A historical novel offers a vindication of the Christian faith packaged as a political thriller.
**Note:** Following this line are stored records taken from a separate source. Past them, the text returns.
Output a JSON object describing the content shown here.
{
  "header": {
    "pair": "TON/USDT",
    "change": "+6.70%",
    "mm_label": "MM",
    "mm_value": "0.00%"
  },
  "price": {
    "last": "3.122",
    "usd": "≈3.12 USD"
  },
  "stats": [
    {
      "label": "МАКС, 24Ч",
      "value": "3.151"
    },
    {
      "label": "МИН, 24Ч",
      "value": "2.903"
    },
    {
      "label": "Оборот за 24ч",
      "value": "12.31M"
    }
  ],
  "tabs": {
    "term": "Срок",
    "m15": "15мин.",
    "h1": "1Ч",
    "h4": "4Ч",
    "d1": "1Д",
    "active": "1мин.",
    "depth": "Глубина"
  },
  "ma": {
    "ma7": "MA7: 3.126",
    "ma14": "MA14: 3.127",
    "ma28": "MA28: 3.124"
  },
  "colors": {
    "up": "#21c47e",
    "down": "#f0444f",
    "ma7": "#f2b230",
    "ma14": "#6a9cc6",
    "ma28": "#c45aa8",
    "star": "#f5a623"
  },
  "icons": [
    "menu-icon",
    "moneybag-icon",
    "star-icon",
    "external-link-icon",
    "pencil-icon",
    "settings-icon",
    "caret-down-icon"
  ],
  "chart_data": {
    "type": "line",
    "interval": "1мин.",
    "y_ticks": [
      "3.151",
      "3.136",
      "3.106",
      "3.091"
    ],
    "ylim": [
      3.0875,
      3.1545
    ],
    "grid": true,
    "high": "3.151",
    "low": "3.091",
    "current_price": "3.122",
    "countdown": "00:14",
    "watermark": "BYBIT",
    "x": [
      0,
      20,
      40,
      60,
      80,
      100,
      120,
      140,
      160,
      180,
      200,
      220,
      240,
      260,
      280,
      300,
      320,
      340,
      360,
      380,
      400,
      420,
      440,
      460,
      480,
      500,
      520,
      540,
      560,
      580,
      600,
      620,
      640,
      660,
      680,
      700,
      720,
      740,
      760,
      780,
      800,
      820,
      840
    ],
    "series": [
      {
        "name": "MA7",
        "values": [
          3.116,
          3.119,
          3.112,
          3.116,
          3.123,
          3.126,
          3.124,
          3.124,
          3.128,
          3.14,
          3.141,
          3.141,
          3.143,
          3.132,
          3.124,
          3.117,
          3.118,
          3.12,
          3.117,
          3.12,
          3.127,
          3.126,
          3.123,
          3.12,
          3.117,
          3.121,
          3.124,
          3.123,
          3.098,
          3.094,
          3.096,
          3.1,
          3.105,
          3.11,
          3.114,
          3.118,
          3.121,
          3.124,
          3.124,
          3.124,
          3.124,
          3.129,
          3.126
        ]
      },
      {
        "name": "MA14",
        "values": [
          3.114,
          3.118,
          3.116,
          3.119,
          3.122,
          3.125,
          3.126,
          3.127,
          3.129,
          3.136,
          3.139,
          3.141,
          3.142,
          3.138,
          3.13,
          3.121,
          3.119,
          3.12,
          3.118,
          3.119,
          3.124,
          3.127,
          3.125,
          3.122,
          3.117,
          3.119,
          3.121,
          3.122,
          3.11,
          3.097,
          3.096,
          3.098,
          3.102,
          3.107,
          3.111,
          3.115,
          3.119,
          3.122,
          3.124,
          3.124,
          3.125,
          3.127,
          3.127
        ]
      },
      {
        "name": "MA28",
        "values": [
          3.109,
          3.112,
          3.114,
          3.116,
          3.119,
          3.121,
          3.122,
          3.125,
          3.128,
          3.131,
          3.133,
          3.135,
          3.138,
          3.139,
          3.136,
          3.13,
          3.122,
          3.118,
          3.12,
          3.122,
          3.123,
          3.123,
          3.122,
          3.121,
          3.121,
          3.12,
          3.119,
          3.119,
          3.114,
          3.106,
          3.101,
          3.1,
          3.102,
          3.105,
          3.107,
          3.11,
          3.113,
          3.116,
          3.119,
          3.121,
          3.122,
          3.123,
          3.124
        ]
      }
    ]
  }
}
Christians are familiar with the story of Paul, the apostle responsible for writing much of the New Testament. Paul’s road to faith was as unlikely as it was dramatic: He was an enemy of Christians before Jesus intervened, miraculously turning him into the staunchest defender of the early church. Quist’s (Abigail, 2018, etc.) new book presents a similar scenario. Its title character, Sirius Merestius—or “Christianus,” as he is called by “the people of Rome”—is the emperor’s chief investigator in charge of persecuting Christians. Duty-bound to follow Caesar’s orders, he must seek out and eliminate threats to the empire. But Christianus quickly realizes that most believers are “honest, simple, hard-working people” who pose no real danger; he even comes to admire them. So he is put in the tricky situation of trying to save innocent men and women of faith while carrying out his investigations. All of which is not to say that no dangers lurk in and around first-century Rome. The Sicarii—a Jewish splinter group that opposes the occupation of Israel—are willing to use violent tactics to pursue their ends, and their terrorist plots leave Christianus with his hands full and get the ball rolling in this rousing piece of devotional fiction. Quist’s plotting is both intricate and carefully structured; he ably manages his large cast of characters, and the taut narrative races along smoothly, like a sled down a hill. The only thing that slows the progress is the author’s occasional tendency to overwrite. Take, for example, the following: “The voice was soft, gentle, almost inaudible, but Sarah’s dreams faded in an instant and her eyes opened, her mind instantly wide awake.” “Soft,” “gentle,” and “almost inaudible” are all roughly synonyms; one of the three would do the trick. And to write that after Sarah’s dreams “faded in an instant,” she was “instantly wide awake” is repetitive. Readers will get it: She woke up quickly. A strong editor would have cut lots of this deadwood, leaving a more streamlined—and more satisfying—story. Yet the extra words don’t do too much to dampen the tale’s drama, and the novel remains a gripping read.
Christian historical fiction that excites while it evangelizes.